→ **Work required**
Check each line below for the word "STREET". How many have it? Answer with the number only.

Input data section start

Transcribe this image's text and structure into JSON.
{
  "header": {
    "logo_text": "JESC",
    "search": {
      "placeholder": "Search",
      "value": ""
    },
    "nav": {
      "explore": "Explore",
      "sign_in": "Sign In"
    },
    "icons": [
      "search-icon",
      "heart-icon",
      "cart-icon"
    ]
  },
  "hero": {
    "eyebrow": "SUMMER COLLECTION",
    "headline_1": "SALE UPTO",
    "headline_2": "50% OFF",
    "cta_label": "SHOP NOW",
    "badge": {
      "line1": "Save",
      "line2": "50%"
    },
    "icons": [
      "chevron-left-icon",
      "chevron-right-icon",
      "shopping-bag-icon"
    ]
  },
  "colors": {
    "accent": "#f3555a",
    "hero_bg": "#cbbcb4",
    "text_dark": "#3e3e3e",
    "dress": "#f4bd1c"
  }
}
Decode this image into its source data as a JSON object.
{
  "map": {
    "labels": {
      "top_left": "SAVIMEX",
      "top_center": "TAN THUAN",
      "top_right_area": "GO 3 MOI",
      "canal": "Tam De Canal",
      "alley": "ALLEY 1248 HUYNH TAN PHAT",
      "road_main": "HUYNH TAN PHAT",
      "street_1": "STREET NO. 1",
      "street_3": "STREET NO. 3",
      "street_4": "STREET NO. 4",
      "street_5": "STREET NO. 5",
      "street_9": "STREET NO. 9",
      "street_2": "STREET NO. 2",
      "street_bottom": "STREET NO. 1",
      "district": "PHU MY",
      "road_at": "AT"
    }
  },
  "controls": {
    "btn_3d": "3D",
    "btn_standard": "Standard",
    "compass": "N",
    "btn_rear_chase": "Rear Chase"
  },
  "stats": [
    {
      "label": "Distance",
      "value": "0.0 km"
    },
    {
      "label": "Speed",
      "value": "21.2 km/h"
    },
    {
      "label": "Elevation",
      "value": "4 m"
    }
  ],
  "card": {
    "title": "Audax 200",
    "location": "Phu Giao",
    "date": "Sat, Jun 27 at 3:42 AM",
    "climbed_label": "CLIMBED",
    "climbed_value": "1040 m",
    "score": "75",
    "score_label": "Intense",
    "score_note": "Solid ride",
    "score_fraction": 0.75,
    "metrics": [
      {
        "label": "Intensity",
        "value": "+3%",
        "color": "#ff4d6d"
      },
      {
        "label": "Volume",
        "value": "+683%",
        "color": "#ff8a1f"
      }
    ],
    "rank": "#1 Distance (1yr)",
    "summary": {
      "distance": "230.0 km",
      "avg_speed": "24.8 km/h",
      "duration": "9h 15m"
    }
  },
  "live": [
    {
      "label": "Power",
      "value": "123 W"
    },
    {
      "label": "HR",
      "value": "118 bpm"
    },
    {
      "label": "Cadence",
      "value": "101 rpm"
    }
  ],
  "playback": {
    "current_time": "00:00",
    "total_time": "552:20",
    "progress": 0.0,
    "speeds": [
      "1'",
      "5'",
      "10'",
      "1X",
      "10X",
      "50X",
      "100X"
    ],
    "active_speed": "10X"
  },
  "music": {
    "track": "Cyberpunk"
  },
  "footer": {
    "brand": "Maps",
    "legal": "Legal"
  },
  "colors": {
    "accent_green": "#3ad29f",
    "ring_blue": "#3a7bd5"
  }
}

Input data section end

→ **Solution for this problem**
7